[Element data from apps and pages]
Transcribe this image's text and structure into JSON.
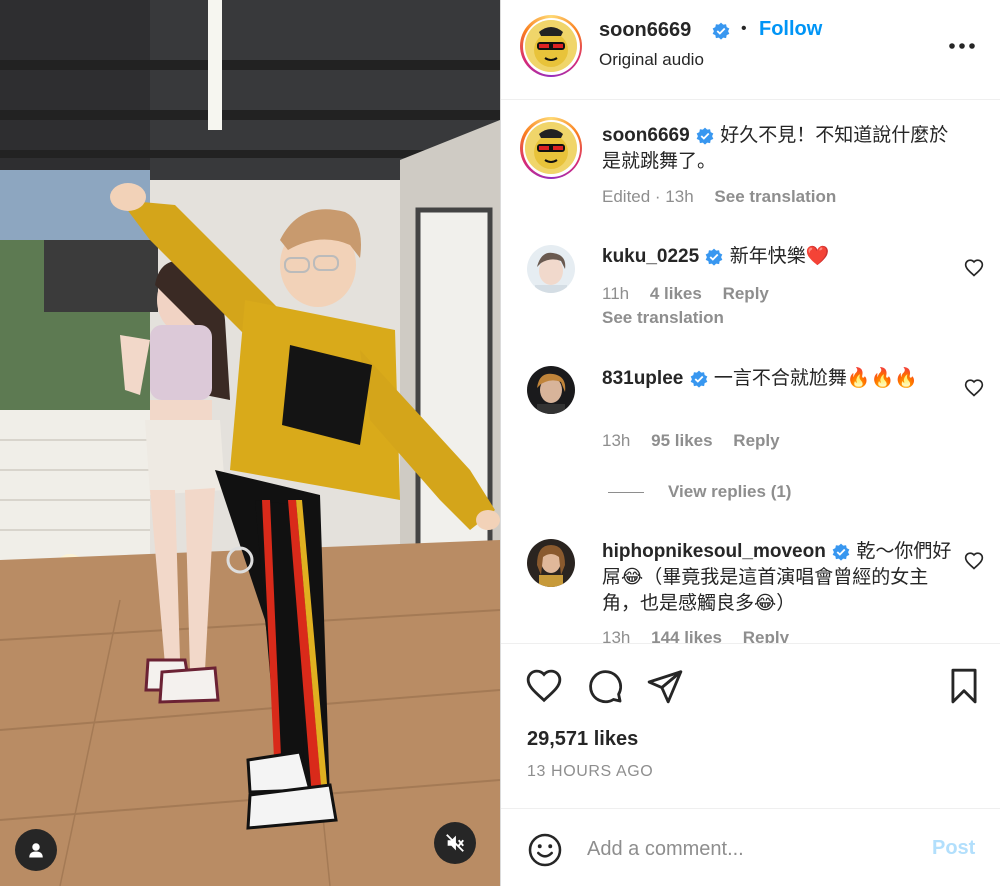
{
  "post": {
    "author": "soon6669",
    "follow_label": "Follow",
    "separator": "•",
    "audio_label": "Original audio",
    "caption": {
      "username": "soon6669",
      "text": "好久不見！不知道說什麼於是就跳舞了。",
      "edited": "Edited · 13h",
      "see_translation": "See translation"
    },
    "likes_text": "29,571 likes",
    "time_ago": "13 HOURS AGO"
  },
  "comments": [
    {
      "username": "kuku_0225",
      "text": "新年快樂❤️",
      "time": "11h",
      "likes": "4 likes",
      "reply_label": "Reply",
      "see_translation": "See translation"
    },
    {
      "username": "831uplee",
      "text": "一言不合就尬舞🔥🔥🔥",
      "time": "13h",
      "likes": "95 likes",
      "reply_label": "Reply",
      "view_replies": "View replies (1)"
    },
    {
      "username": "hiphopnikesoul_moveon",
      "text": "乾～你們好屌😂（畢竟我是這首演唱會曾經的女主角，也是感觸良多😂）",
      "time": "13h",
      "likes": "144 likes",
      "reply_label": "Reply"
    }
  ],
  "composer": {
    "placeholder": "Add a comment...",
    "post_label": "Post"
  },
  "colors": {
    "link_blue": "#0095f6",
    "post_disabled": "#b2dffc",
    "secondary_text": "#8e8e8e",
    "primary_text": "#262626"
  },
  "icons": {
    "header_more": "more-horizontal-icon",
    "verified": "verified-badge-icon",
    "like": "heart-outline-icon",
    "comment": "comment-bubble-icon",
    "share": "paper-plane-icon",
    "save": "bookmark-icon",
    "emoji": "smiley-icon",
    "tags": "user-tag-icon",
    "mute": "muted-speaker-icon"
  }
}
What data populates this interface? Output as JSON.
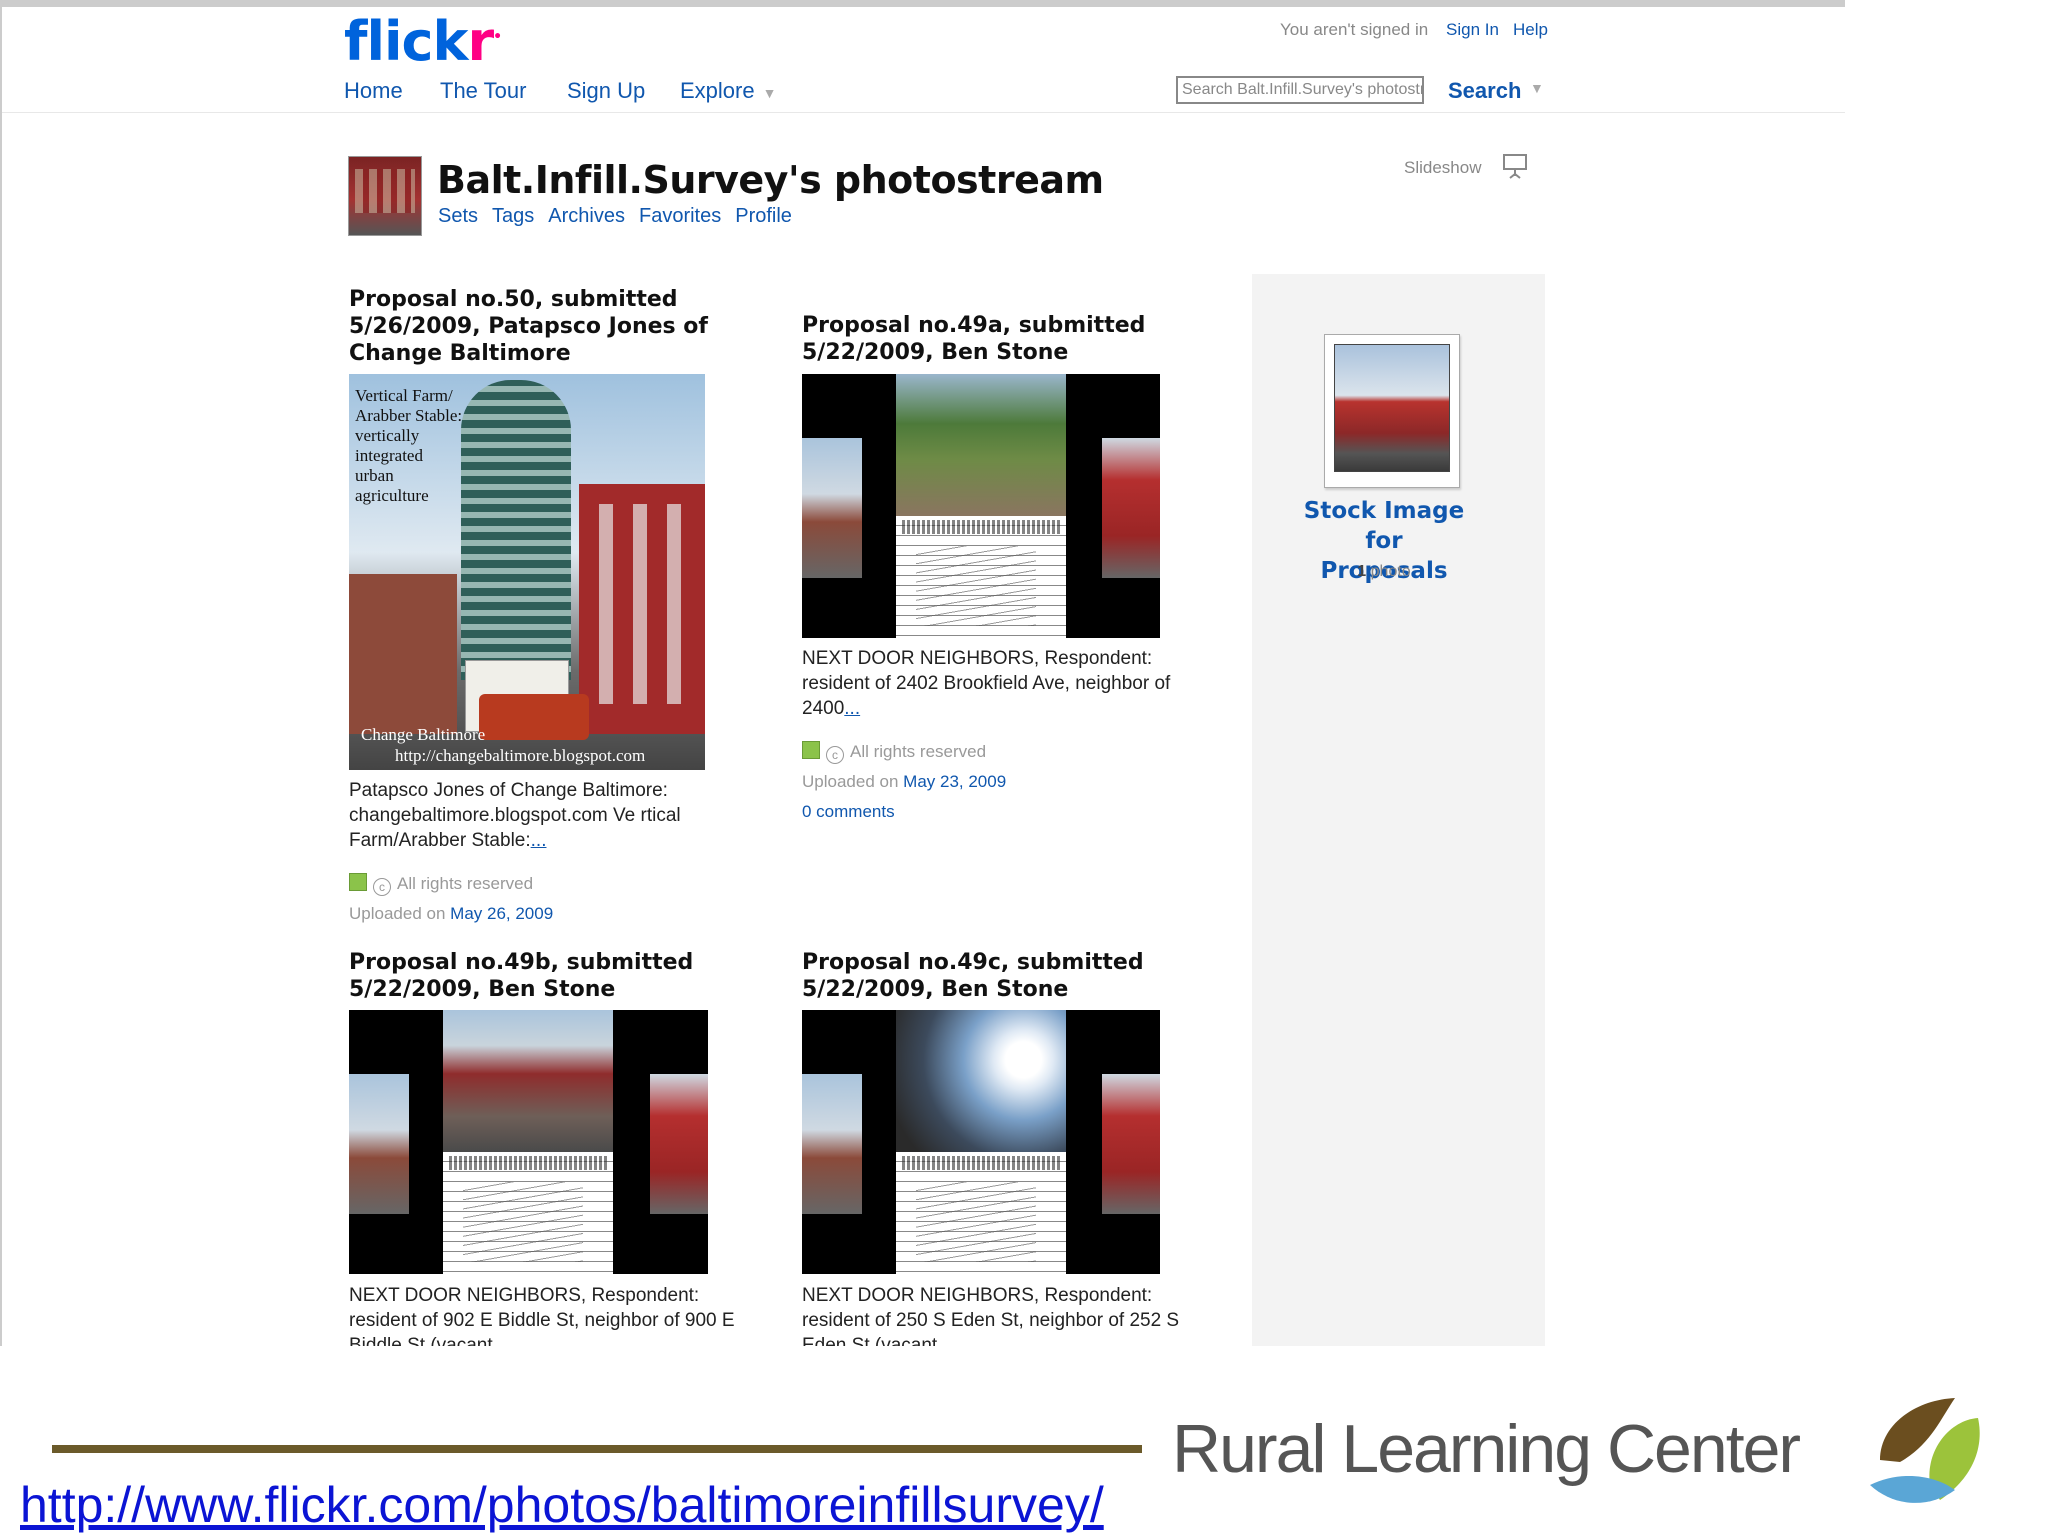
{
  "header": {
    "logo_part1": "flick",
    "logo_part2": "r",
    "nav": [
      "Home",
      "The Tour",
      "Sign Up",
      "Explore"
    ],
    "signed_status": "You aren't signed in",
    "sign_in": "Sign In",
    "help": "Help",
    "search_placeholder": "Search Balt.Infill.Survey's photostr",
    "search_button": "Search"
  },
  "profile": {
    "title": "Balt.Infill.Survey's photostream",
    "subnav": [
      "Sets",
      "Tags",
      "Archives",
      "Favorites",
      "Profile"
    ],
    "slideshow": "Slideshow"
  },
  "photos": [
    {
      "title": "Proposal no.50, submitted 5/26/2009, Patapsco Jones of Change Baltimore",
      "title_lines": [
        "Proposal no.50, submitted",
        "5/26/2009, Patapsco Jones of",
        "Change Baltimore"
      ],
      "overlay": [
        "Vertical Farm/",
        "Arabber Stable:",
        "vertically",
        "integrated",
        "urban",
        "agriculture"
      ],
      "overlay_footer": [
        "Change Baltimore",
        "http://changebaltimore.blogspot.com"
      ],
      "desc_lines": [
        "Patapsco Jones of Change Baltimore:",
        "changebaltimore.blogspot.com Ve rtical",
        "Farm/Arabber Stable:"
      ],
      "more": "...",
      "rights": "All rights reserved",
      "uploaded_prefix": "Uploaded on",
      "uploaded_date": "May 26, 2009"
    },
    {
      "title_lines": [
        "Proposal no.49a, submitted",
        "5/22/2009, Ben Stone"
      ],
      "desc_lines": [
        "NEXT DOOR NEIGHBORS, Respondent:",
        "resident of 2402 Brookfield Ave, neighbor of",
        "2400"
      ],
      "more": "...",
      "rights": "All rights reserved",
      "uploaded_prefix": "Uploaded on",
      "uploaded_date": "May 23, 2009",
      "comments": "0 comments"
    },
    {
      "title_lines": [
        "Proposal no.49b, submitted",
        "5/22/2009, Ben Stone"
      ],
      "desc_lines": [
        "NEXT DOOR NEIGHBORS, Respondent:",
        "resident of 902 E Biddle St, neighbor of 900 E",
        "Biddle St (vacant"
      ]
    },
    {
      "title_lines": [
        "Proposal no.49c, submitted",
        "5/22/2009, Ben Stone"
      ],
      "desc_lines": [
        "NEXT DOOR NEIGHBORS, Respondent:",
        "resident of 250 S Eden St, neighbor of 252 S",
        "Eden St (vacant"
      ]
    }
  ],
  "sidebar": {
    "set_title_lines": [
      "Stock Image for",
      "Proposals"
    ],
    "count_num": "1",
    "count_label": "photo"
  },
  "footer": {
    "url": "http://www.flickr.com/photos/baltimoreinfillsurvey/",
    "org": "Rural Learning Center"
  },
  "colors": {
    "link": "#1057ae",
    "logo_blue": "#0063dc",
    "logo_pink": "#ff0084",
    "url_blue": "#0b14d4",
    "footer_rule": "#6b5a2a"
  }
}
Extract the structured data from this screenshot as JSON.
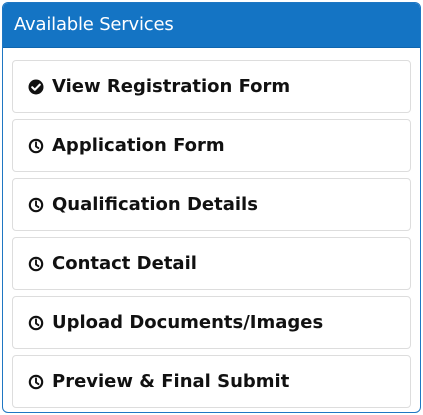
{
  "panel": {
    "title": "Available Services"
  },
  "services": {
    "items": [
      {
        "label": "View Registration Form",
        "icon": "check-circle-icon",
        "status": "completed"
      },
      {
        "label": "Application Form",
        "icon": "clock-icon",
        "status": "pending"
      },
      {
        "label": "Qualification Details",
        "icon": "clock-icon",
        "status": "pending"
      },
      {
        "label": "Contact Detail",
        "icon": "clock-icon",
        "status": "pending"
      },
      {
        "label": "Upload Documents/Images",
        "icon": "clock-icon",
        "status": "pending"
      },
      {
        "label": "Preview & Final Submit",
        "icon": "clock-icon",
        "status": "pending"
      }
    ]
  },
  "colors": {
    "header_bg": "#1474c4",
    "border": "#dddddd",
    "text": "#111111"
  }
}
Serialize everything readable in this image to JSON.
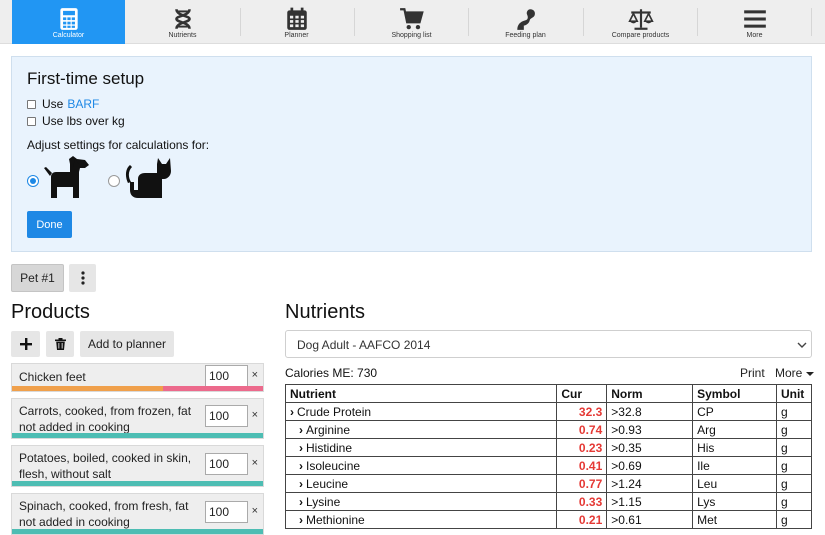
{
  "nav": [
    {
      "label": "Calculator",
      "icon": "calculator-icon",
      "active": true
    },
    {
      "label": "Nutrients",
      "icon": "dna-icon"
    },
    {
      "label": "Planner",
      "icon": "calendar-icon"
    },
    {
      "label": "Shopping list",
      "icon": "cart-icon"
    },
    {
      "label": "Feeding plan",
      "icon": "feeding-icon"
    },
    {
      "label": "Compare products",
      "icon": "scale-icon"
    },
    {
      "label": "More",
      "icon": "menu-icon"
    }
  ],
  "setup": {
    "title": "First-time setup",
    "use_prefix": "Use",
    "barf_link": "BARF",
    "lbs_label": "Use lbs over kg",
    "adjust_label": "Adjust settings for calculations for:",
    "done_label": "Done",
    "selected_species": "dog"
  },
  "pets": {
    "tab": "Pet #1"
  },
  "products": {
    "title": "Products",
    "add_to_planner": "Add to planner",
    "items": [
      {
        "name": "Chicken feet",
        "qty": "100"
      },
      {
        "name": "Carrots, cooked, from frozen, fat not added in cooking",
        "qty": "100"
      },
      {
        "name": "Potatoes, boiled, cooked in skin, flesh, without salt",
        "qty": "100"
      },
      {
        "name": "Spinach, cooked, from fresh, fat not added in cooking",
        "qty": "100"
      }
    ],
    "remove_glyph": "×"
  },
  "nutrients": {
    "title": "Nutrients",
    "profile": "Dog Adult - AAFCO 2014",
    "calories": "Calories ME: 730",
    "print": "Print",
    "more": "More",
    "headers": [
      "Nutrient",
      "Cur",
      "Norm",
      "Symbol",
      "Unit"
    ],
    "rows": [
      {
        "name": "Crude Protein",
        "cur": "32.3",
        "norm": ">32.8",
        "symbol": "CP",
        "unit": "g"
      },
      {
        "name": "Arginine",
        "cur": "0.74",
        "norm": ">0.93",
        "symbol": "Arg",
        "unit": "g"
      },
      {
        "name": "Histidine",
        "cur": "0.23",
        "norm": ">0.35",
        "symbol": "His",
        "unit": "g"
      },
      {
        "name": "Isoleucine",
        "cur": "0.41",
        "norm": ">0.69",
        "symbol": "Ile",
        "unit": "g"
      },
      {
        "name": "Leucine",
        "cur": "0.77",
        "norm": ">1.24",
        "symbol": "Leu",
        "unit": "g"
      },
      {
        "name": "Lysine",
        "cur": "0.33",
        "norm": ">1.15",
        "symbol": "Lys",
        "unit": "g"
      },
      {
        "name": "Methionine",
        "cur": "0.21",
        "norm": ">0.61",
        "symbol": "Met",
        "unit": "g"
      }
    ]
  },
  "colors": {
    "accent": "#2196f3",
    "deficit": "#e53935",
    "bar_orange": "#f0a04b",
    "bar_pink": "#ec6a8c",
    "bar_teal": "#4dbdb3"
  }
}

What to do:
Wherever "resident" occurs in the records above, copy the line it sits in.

Result of this task:
        "resident of 2402 Brookfield Ave, neighbor of",
        "resident of 902 E Biddle St, neighbor of 900 E",
        "resident of 250 S Eden St, neighbor of 252 S",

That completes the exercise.